The struggle for control of Swiss adhesives firms Sika has taken a new turn, with the $42bn (€38.2bn) Bill and Melinda Gates Foundation Trust and asset management firms Threadneedle and Fidelity urging fellow Sika shareholders to support an audit of the company on the one hand and the appointment of a special expert committee on the other that would include leading corporate governance figure Peter Montagnon.
Montagnon is the former Financial Times journalist who has chaired the International Corporate Governance Network (ICGN). Currently Associate Director of the Institute of Business Ethics, he is a member of the Corporate Governance Advisory Board of Norges Bank Investment Management. He’s also held senior roles at UK governance watchdog the Financial Reporting Council and the Association of British Insurers (ABI).
The other members of the committee proposed by Gates and the others are Peter Spinnler, an independent director and former manager at Swiss private bank Julius Baer, and lawyer Jörg Walther, who would chair the committee. In an e-mail to Responsible Investor clarifying the committee’s role, Montagnon said: “If appointed at the AGM, the committee’s job will be to monitor and inform shareholders about how matters involving both Sika and Saint Gobain are being handled. This will enable them to judge whether there has been fair play.”
Corresponding shareholder proposals from the three investors, who represent 8% of Sika’s share capital, are the last agenda point for Sika’s annual general meeting set for April 14.
They say the audit is necessary because of the “troubling” events that led to Saint Gobain’s contested takeover bid of Sika. As reported, the French glass firm is seeking to take control of Sika by acquiring a 16% stake held by the Burkard-Schenker family that has majority voting rights. Sika’s articles of association would then permit Saint Gobain to “opt-out” of bidding for the rest of the shares.
Regarding the special audit, the Gates/Threadneedle/Fidelity camp write: “The special audit request focuses on whether any non-public information regarding Sika was made available to Saint-Gobain and whether any Board members had knowledge or were involved in the sales process (to Saint Gobain).”Specifically, the audit would cover the actions of Sika executives over the last 24 months prior to the AGM in April. Three of the nine members of Sika’s board represent the Burkard-Schenker family and support Saint Gobain’s takeover. The other six members, led by Chairman Paul Hälg, staunchly oppose it.
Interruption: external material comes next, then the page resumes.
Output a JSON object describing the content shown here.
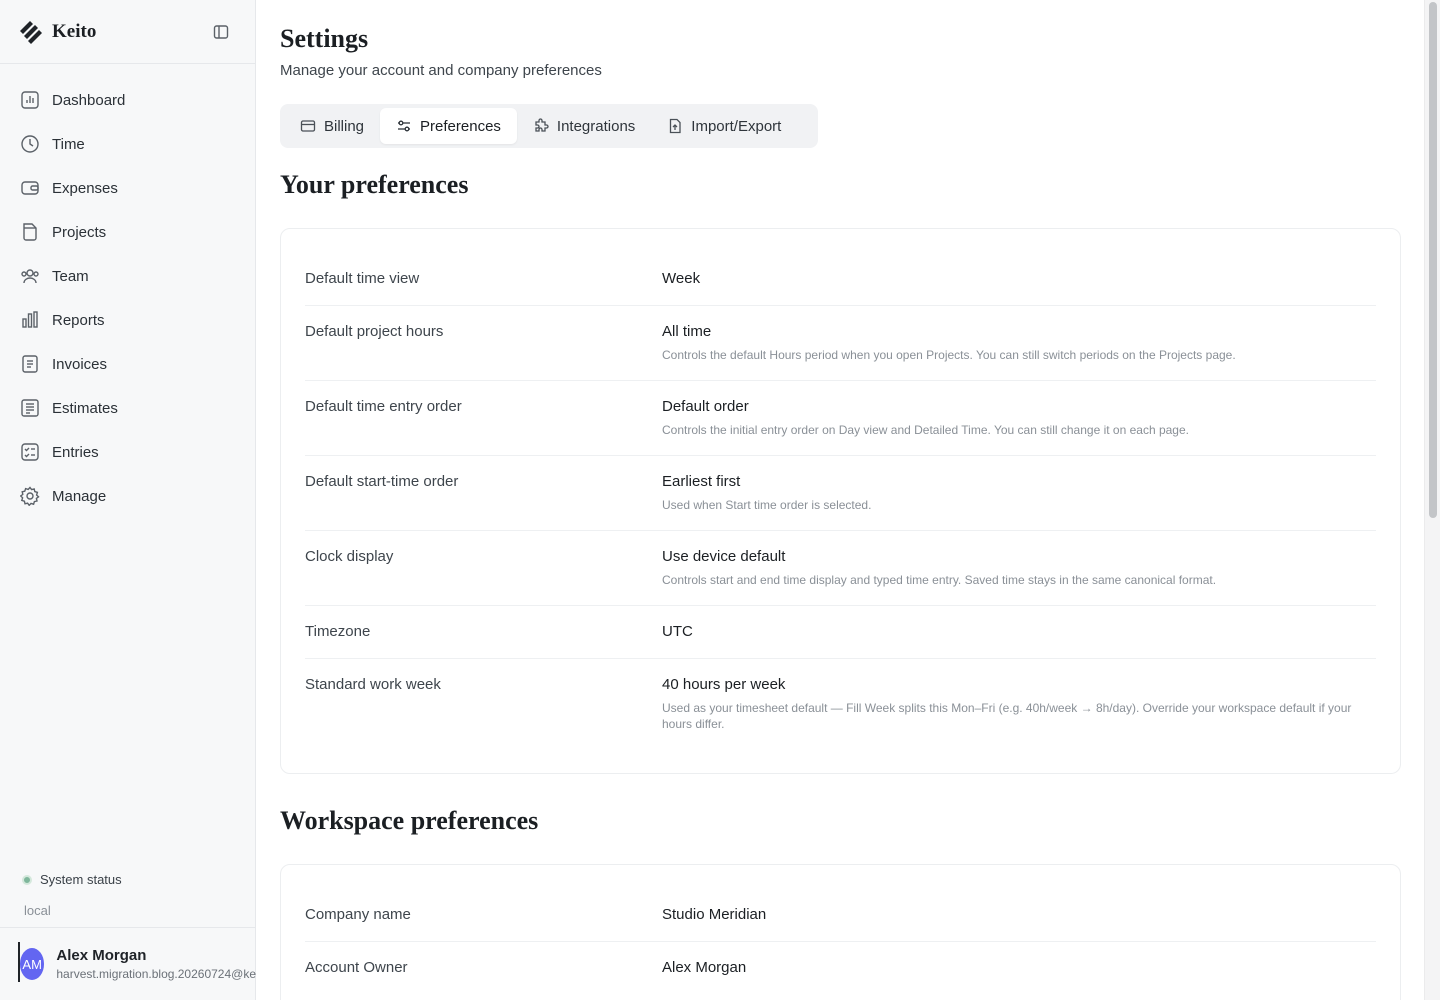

Regarding the expert committee, the investors added: “Under Swiss law, special experts can be put into place to allow for the review of a company’s business conduct. They can be appointed by the majority of the share capital represented at the AGM and without regard to the enhanced voting of the registered shares.” The committee would serve until Sika’s AGM in 2017.
While Sika’s board has endorsed the proposals from the Gates/Fidelity/Threadneedle camp, proposals from Swiss proxy firm Ethos that will be voted on earlier at the AGM may render them merely symbolic. That’s because Ethos recommends that Sika’s shareholders not only stop Saint Gobain’s bid but oust the three Sika board members who back it.
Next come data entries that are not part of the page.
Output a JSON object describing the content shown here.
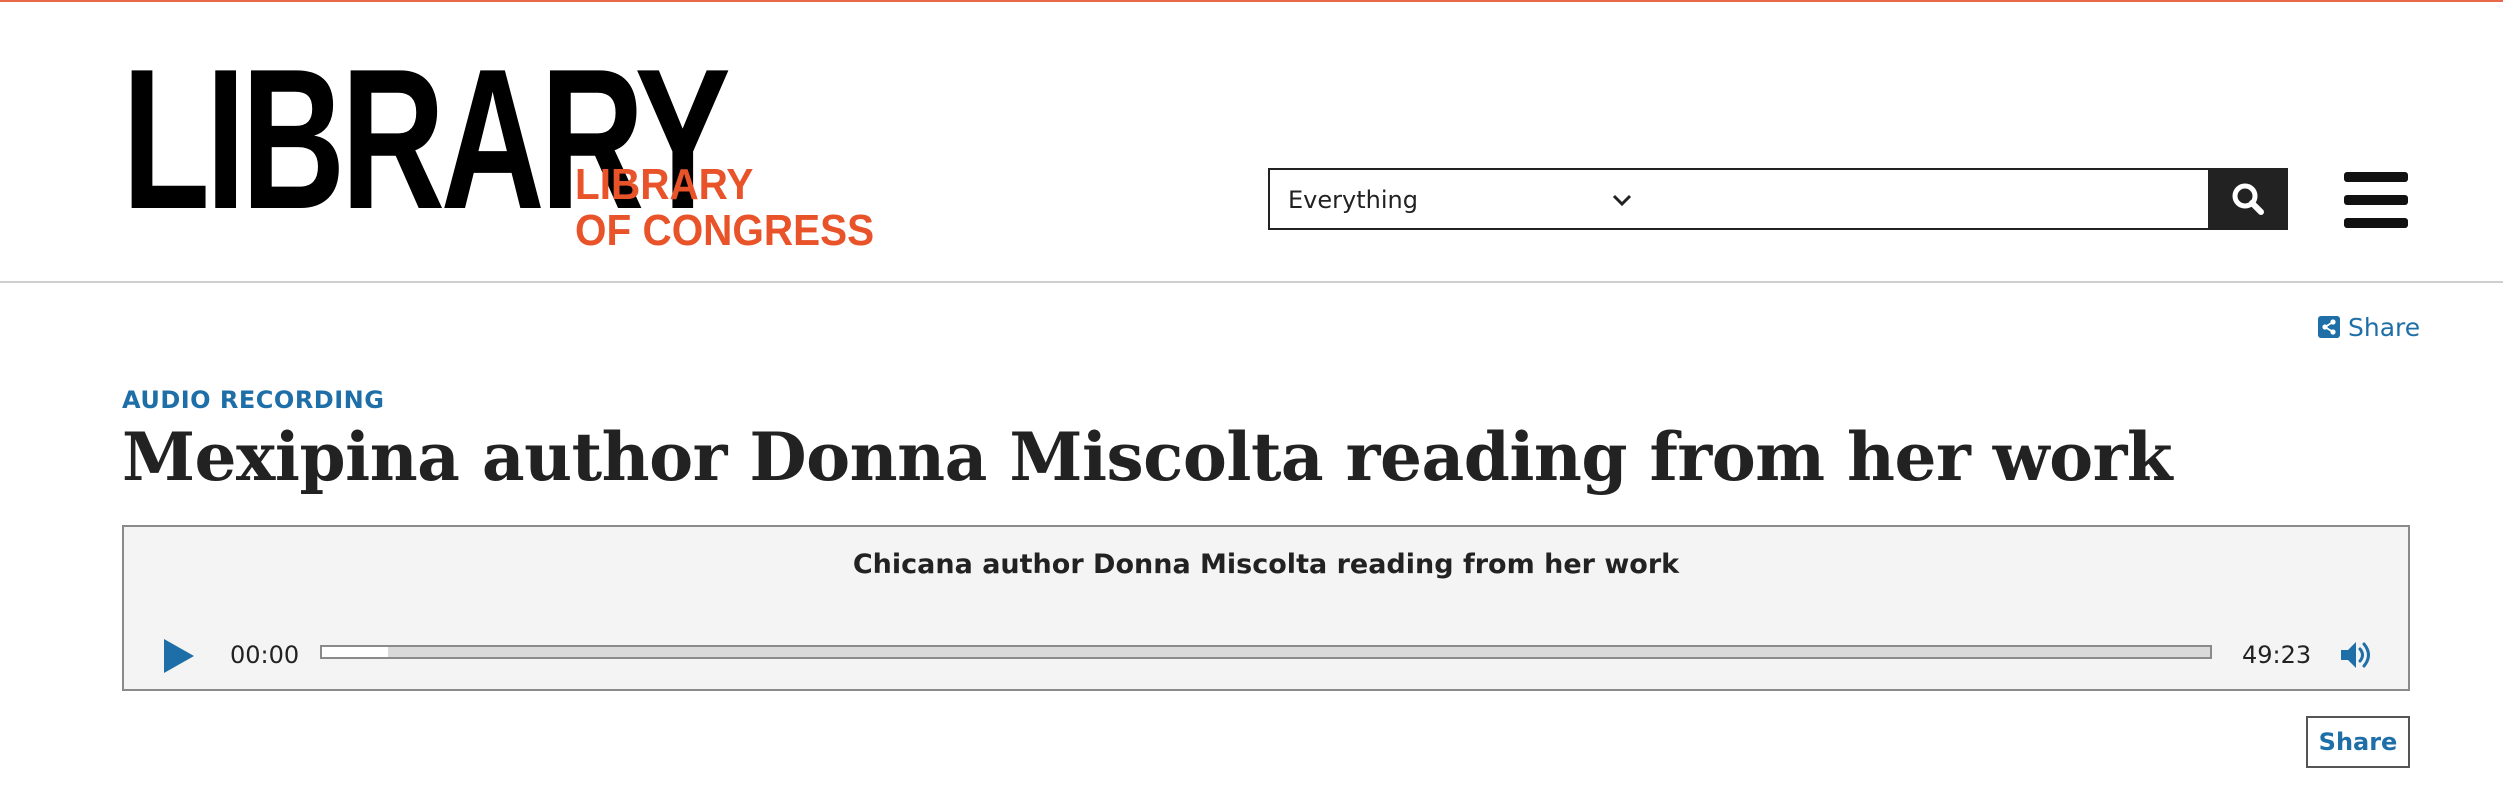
{
  "logo": {
    "big_text": "LIBRARY",
    "sub_line1": "LIBRARY",
    "sub_line2": "OF CONGRESS",
    "big_color": "#000000",
    "sub_color": "#e8532a"
  },
  "search": {
    "scope_selected": "Everything",
    "query_value": "",
    "button_icon": "search-icon"
  },
  "menu": {
    "icon": "hamburger-menu-icon"
  },
  "share_top": {
    "label": "Share",
    "icon": "share-icon"
  },
  "item": {
    "format_label": "AUDIO RECORDING",
    "title": "Mexipina author Donna Miscolta reading from her work"
  },
  "player": {
    "track_title": "Chicana author Donna Miscolta reading from her work",
    "current_time": "00:00",
    "total_time": "49:23",
    "buffered_fraction": 0.035,
    "play_icon": "play-icon",
    "volume_icon": "volume-icon"
  },
  "share_bottom": {
    "label": "Share"
  },
  "colors": {
    "accent": "#e8532a",
    "link": "#1e6fa8",
    "dark": "#222222"
  }
}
Among other recommendations, Ethos says shareholders should vote for its proposal to strike the opting-out clause from the company’s articles of association. This would scupper Saint Gobain’s bid, as it would be forced to bid for all of Sika’s shares.
Ethos’ recommendations coincided with an apparent legal victory for the anti-Saint Gobain camp. On Monday (March 23), a Swiss court denied a request by Burkard-Schenker to overturn a decision by Sika’s management to strip the 16% stake of majority voting rights. Oddly, though, Saint Gobain refused to acknowledge that it had lost the legal fight over the Burkard-Schenker stake.
A spokeswoman told Reuters that the French company still expects to complete the takeover of Sika by the end of June. This, however, depends on Saint Gobain winning the shareholder vote on Ethos’ motion to nix Sika’s opting-out clause on April 14.
(Clarifies call for both a special audit and the creation of a special expert committee, chaired by Walther.)